Many of the physiological actions of GH are mediated by IGF-I, a secreted 70-residue peptide whose gene expression is induced by GH in the liver and other tissues via mechanisms that remain incompletely characterized but depend on the transcription factor Stat5b. Here we investigate the chromatin landscape of the IGF-I gene in the liver of pituitary-deficient young adult male rats and assess the impact of a single systemic GH injection. Despite minimal ongoing transcription in the absence of GH, both IGF-I promoters appear to reside in open chromatin environments, at least as inferred from relatively high levels of acetylation of core histones H3 and H4 when compared with adjacent intergenic DNA and from enhanced trimethylation of histone H3 at lysine 4. This landscape of open chromatin may reflect maturation of the liver.

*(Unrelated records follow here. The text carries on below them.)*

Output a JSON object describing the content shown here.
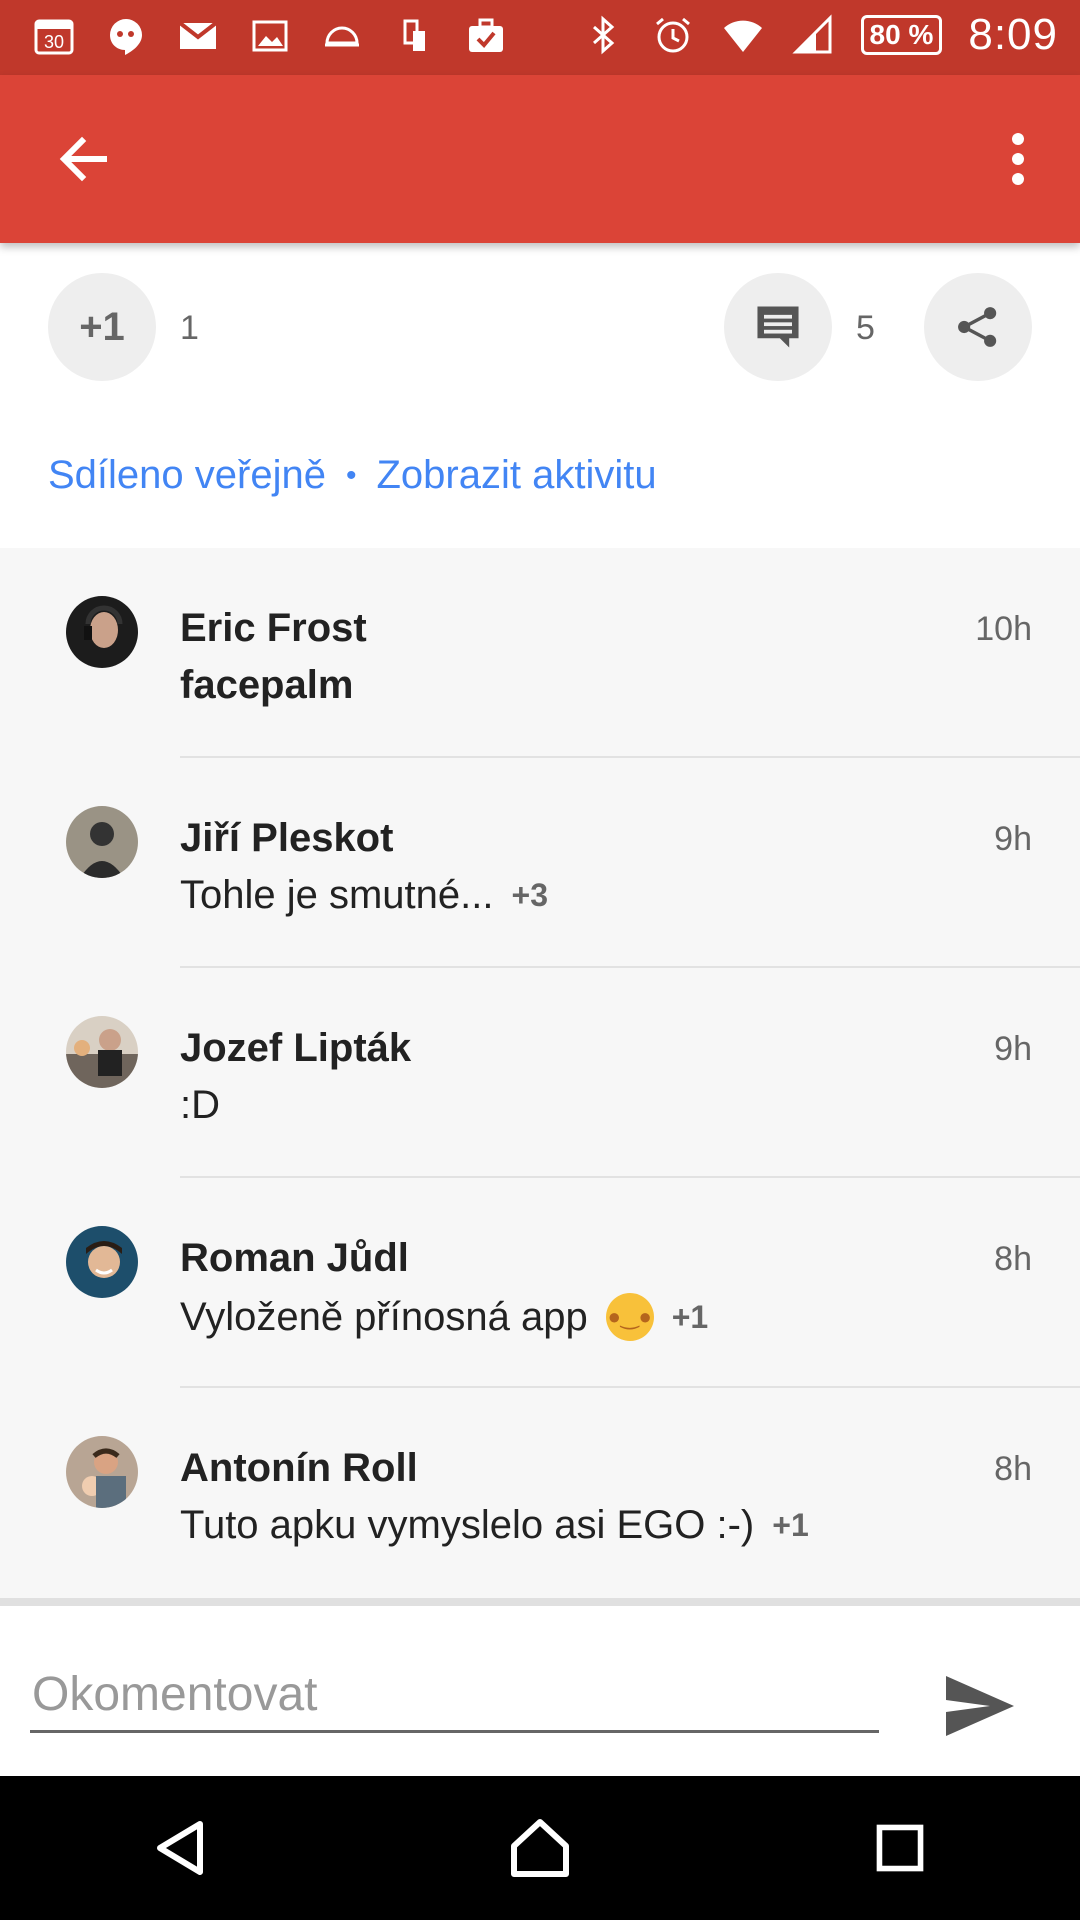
{
  "status_bar": {
    "calendar_day": "30",
    "battery": "80 %",
    "time": "8:09"
  },
  "actions": {
    "plus_one_label": "+1",
    "plus_one_count": "1",
    "comment_count": "5"
  },
  "links": {
    "shared_publicly": "Sdíleno veřejně",
    "separator": "•",
    "show_activity": "Zobrazit aktivitu"
  },
  "comments": [
    {
      "name": "Eric Frost",
      "time": "10h",
      "text": "facepalm",
      "plus": ""
    },
    {
      "name": "Jiří Pleskot",
      "time": "9h",
      "text": "Tohle je smutné...",
      "plus": "+3"
    },
    {
      "name": "Jozef Lipták",
      "time": "9h",
      "text": ":D",
      "plus": ""
    },
    {
      "name": "Roman Jůdl",
      "time": "8h",
      "text": "Vyloženě přínosná app",
      "plus": "+1"
    },
    {
      "name": "Antonín Roll",
      "time": "8h",
      "text": "Tuto apku vymyslelo asi EGO :-)",
      "plus": "+1"
    }
  ],
  "composer": {
    "placeholder": "Okomentovat"
  },
  "colors": {
    "status_bar": "#c0382b",
    "app_bar": "#db4437",
    "link": "#4285f4"
  }
}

Surprisingly, in the absence of hormone, IGF-I promoter 1 appears poised to be activated, as evidenced by the presence of the transcriptional coactivator p300 and recruitment of RNA polymerase (Pol) II into a preinitiation complex. By contrast, chromatin surrounding IGF-I promoter 2 is devoid of both p300 and RNA Pol II. Systemic GH treatment causes an approximately 15-fold increase in transcription from each IGF-I promoter within 60 min of hormone administration, leading to a sustained accumulation of IGF-I mRNA. The coordinated induction of both IGF-I promoters by GH is accompanied by hyperacetylation of histones H3 and H4 in promoter-associated chromatin, a decline in monomethylation at lysine 4 of histone H3, and recruitment of RNA Pol II to IGF-I promoter 2. We conclude that GH actions induce rapid and dramatic changes in hepatic chromatin at the IGF-I locus and activate IGF-I gene transcription in the liver by distinct promoter-specific mechanisms: at promoter 1, GH causes RNA Pol II to be released from a previously recruited paused preinitiation complex, whereas at promoter 2, hormone treatment facilitates recruitment and then activation of RNA Pol II to initiate transcription.
ASJC Scopus subject areas
- Molecular Biology